It's easy to get confused about the difference between power of attorney and executor of the estate. Both handle financial matters for someone else. The biggest difference between the two is that someone with power of attorney handles things while the person is alive, while the executor of the estate handles things after the person has died.
What Is Power of Attorney?
Power of attorney is a legal document that gives one person (usually known as the agent) control over certain decisions about and for another person.
There are several different types of powers of attorney. The two most common are medical power of attorney and financial power of attorney.
A medical power of attorney gives the agent control over medical decisions made for the person in question. In some cases, the person may be unable to make medical decisions for themselves (for example, if they're in a coma). In those cases, the agent has the legal responsibility to make those decisions.
A financial power of attorney gives the agent control over the person in question's finances, so they can make financial decisions on behalf of the person. This sort of power of attorney can be used for many different things during a person's life and isn't exclusively associated with estate planning. For example, if you're purchasing property in a different country, you might provide your agent there with power of attorney only in regards to that purchase.
These two types of power of attorney are handled by different documents and can be assigned to different people.
There are two different ways to establish when power of attorney will begin and end. One is called durable power of attorney. In this type, the agent can immediately begin making decisions for the person. A durable power of attorney only ends if the person who creates the agreement either revokes it or dies. Under no circumstances does power of attorney continue after death.
The other type is springing power of attorney. This can be provided on a more flexible basis. Typically, a springing power of attorney begins when a certain condition is met, like when a doctor determines that the person is unable to make their own decisions.
What Is an Executor of an Estate?
An executor of the estate's job doesn't start until after a person's death. If a person has a will, their executor probably knows ahead of time and is expecting to take on the role. If there's no will or estate plan in place, the Probate Court will appoint an executor.
The executor's job is to make sure that all of the deceased person's debts are paid and that any inheritance is properly distributed. This is a formal, legal position with specific responsibilities.
How Do the Two Roles Differ?
The biggest difference between the roles is when they begin. Power of attorney can start at any time during a person's life, and it can be provided on a permanent or temporary basis. You need to consult a lawyer to create a legal power of attorney.
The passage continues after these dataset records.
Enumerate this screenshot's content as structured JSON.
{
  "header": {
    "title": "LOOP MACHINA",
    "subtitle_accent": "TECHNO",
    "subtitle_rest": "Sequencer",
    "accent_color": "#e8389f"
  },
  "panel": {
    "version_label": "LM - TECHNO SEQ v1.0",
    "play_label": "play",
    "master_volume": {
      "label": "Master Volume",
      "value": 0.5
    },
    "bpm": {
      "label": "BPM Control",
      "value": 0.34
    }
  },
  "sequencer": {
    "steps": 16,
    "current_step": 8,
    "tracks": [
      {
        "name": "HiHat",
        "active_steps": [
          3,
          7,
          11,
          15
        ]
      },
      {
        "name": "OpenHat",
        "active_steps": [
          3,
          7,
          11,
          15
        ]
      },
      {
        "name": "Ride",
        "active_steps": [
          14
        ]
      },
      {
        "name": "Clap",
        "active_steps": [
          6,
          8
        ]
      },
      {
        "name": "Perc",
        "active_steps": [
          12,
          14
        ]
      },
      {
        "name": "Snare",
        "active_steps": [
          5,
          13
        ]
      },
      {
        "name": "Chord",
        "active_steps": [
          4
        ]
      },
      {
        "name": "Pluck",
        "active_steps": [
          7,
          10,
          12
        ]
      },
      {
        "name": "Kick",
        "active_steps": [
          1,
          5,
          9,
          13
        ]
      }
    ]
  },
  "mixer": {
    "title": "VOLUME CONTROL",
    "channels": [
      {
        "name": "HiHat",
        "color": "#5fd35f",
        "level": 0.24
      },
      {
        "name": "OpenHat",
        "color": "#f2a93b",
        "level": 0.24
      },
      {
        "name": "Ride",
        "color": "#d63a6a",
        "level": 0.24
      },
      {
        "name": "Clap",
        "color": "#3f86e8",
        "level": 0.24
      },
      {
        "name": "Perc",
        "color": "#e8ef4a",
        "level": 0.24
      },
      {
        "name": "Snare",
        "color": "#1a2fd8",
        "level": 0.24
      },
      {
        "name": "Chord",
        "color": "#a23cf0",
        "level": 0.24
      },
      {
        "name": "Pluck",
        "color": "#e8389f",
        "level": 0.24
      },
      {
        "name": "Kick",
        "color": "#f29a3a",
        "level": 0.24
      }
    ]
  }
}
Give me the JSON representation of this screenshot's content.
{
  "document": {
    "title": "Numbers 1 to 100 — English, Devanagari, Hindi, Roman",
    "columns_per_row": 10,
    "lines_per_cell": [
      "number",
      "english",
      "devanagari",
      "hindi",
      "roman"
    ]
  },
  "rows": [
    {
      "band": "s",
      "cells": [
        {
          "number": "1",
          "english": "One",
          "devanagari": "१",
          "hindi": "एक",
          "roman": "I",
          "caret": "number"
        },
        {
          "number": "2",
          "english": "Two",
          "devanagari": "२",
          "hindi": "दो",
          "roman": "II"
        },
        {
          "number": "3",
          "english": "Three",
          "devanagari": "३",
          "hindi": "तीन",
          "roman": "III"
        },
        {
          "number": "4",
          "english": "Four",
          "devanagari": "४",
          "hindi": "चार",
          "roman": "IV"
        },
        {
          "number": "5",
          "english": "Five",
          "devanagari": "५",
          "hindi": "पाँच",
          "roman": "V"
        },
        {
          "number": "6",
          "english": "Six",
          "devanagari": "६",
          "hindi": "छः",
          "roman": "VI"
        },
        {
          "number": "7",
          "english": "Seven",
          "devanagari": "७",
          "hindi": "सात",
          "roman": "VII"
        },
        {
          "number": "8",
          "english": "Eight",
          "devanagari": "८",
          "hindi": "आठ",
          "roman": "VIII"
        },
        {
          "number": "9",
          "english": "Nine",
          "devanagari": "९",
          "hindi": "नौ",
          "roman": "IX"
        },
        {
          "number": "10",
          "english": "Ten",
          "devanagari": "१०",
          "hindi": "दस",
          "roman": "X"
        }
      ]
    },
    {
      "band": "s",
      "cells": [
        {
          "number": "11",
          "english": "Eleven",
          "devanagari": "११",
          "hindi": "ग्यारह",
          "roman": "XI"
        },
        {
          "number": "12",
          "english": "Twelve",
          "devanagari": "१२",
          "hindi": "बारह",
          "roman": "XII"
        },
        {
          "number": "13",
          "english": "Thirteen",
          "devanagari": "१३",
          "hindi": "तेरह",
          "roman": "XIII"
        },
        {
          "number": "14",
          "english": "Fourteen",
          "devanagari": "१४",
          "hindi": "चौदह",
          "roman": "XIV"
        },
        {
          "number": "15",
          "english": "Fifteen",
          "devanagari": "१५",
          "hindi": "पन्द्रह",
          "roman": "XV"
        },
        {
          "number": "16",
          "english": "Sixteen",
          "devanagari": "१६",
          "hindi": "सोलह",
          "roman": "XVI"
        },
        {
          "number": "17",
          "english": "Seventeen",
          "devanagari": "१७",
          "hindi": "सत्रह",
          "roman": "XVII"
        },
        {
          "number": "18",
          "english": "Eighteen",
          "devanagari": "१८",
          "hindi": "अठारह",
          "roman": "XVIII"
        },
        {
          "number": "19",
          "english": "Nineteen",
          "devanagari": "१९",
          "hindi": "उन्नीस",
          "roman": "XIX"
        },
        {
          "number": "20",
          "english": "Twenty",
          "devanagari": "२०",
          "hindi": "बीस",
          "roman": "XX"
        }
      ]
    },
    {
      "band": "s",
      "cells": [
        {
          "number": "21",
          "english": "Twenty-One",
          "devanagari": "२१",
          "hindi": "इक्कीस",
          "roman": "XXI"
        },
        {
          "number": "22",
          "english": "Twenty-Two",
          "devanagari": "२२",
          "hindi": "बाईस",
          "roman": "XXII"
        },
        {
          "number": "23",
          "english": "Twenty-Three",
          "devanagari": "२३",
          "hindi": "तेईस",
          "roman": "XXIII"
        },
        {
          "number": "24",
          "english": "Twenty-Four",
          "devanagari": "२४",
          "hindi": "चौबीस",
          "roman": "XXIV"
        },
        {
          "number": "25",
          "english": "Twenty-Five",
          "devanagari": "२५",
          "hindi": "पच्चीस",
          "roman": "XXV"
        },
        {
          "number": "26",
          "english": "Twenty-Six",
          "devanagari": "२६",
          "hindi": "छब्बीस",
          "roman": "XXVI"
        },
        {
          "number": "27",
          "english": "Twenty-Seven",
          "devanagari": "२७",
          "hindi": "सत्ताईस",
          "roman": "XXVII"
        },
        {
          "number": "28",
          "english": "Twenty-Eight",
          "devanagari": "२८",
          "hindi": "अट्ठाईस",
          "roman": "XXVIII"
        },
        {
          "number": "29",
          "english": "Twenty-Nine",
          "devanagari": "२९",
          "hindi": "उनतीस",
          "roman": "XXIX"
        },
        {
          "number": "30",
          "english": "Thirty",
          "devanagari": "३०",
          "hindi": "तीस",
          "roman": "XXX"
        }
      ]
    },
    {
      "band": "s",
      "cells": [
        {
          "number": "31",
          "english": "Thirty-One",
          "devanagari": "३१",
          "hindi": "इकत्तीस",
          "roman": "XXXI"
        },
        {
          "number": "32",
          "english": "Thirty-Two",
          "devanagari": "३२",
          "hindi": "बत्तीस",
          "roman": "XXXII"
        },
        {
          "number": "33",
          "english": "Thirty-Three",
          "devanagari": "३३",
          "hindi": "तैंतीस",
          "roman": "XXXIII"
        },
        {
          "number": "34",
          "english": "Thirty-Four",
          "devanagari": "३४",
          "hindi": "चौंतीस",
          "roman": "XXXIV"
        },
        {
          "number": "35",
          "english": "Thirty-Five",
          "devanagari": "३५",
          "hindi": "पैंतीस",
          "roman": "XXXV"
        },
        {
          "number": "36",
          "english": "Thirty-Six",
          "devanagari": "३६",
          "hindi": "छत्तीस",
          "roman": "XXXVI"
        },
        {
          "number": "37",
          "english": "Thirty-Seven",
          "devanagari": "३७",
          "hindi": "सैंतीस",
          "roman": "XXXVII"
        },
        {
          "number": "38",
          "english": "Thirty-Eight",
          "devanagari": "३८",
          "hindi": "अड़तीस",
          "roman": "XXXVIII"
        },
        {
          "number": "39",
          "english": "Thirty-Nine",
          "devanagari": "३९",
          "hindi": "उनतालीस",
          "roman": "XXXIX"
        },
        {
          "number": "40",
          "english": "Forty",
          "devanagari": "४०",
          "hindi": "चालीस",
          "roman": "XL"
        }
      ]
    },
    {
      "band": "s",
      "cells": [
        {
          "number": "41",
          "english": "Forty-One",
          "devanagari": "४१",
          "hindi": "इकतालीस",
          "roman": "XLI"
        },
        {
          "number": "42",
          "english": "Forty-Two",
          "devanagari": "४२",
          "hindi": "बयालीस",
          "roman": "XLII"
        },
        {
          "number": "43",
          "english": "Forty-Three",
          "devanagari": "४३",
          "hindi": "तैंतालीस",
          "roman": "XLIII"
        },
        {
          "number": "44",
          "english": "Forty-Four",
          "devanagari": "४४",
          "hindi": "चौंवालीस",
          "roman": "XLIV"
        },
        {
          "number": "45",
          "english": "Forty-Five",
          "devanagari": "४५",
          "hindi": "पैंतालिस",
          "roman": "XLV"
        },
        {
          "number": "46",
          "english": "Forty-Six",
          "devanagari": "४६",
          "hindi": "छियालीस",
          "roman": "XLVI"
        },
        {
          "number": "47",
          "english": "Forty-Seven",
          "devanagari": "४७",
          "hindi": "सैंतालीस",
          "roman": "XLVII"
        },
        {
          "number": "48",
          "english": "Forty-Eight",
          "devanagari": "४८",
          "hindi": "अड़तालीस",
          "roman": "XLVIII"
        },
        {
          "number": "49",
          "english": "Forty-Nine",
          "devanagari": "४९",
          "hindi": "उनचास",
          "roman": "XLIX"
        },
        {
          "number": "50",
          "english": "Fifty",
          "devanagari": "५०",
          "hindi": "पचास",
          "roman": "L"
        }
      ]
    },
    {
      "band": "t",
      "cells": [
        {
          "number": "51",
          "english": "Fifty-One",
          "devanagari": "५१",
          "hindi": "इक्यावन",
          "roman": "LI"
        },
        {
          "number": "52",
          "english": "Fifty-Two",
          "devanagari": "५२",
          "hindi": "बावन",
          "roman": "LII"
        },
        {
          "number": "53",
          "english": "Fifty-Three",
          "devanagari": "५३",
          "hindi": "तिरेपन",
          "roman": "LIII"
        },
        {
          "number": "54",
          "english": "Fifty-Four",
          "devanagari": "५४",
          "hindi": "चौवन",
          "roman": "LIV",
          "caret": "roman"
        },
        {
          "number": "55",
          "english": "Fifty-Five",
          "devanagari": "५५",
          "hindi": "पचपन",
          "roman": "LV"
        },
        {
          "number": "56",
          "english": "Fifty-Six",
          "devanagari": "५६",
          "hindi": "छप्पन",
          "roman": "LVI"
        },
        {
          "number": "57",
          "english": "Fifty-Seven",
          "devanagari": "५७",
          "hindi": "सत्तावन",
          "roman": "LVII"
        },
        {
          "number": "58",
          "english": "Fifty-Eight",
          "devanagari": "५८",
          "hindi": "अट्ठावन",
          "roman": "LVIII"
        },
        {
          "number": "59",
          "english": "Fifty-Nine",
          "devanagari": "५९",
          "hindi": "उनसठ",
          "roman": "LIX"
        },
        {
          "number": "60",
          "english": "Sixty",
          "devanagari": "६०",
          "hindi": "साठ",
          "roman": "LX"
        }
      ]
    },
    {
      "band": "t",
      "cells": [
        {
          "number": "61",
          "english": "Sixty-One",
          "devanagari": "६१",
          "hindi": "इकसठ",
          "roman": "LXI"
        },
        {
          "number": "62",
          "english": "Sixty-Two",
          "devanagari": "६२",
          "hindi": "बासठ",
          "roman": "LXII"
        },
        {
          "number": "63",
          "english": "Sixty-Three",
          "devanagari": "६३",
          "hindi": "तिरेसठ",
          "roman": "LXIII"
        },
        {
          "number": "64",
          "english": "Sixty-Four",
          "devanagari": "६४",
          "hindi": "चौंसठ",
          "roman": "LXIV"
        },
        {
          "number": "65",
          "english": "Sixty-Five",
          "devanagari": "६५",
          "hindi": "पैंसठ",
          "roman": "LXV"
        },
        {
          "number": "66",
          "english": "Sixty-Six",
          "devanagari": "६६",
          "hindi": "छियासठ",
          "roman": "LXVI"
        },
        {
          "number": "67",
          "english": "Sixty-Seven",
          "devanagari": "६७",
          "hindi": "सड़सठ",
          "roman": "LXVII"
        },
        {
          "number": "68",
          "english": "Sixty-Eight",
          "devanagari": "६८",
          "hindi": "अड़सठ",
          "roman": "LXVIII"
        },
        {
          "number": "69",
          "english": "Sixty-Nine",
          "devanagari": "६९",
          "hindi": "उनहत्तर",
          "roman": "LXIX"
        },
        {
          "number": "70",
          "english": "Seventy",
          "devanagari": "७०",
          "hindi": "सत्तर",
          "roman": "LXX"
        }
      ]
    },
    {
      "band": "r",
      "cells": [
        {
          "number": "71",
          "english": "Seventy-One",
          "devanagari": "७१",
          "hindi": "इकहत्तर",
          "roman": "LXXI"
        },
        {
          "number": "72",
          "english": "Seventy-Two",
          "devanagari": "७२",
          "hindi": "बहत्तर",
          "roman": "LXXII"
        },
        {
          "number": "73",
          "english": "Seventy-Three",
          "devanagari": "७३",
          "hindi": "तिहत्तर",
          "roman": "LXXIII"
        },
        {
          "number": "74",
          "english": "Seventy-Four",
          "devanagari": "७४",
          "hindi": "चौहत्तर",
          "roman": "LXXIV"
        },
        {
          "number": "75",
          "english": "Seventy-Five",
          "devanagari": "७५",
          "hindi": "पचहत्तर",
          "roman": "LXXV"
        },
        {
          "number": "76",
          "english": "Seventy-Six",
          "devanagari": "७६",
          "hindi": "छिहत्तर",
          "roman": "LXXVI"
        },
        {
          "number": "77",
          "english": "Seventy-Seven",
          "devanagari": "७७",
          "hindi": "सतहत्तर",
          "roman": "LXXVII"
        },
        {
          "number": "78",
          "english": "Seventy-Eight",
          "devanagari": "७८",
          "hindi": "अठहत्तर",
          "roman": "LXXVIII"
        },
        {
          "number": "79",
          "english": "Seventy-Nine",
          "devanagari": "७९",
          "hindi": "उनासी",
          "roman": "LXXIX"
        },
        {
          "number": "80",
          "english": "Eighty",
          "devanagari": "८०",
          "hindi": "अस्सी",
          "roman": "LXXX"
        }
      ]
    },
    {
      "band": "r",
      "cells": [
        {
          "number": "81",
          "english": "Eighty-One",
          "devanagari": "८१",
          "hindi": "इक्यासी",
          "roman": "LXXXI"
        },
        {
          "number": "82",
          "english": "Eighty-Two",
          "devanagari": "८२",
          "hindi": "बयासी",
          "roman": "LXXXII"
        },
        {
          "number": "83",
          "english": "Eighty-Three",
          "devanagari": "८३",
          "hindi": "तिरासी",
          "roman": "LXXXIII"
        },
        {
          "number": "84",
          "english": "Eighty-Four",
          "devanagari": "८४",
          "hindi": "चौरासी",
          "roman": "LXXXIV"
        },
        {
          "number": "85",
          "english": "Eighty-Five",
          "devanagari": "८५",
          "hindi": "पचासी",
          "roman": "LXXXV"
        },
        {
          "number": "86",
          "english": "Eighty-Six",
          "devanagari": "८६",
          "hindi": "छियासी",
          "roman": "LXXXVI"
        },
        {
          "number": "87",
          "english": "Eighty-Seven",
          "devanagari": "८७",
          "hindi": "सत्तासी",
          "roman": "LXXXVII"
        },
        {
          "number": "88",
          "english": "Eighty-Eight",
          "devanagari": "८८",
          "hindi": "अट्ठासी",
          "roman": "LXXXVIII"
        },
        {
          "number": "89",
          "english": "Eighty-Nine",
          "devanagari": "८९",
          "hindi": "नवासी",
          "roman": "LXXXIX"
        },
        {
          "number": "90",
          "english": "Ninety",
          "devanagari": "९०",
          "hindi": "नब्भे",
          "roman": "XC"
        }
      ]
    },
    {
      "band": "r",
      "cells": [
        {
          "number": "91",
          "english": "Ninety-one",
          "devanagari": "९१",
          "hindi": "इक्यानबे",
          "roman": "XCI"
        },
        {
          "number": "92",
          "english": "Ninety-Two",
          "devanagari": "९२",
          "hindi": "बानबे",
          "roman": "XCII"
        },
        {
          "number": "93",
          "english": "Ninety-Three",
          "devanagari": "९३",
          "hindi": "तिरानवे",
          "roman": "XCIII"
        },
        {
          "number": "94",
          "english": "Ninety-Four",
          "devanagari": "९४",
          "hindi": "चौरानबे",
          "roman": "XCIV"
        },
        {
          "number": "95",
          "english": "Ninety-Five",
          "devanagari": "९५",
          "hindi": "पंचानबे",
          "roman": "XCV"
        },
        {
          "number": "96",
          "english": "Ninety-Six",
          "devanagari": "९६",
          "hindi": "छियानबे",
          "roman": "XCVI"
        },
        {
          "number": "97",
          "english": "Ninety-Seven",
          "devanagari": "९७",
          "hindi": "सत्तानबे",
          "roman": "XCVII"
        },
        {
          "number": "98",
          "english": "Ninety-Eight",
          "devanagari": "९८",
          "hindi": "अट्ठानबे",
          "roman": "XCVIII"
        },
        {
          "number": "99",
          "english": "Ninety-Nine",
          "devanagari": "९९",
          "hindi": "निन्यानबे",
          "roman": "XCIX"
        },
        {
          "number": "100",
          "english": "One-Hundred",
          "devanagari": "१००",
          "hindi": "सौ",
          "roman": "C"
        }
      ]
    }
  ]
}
Executor of an estate, on the other hand, begins after death. Instead of paperwork filed with a lawyer, an executor needs to be appointed by the court. If there's a will in place, it probably contains a nomination for executor, but the court needs to formally appoint that person to be executor. If no estate plan is in place, the court will appoint a person to serve in that position.
Useful Article: Petitioning the Court to Start Probate
Having power of attorney may involve making some difficult decisions about health matters, and this can be stressful on the person in the role. Serving as executor may involve difficult financial decisions, but there are no health decisions that must be made.
It's important to realize that, although these two jobs fulfill similar roles, they're not interchangeable. Just because someone has been given power of attorney doesn't mean that they're necessarily going to be appointed executor, and being named as executor in a will doesn't provide any legal rights while the person is still alive. They are two separate and distinct positions. During estate planning, it's important to consider who is best suited for each role individually.
Can One Person Do Both?
It is possible to serve in both roles. In a lot of cases, a spouse or adult child is given both power of attorney and named executor of the estate. There should be no conflict of interest in doing both.
However, it's not uncommon to assign the roles to two different people. As mentioned above, there are differences between the two, and it might make sense to give one person power of attorney and name someone else the estate executor.
Another Relevant Article: How to Choose the Executor of Your Estate
Reach Out for Help If You Need It
If you're planning your own estate, consult your lawyer to see what makes the most sense for you. They can help you with giving someone power of attorney, naming an executor, or both. They'll also be able to evaluate your specific situation and provide you with personalized advice.
And if you're serving as executor of a loved one's estate, you're not alone in the process. You can speak with a lawyer, or, if you prefer, you can use a website (like Atticus!) that will take you step-by-step through the process of serving as an executor.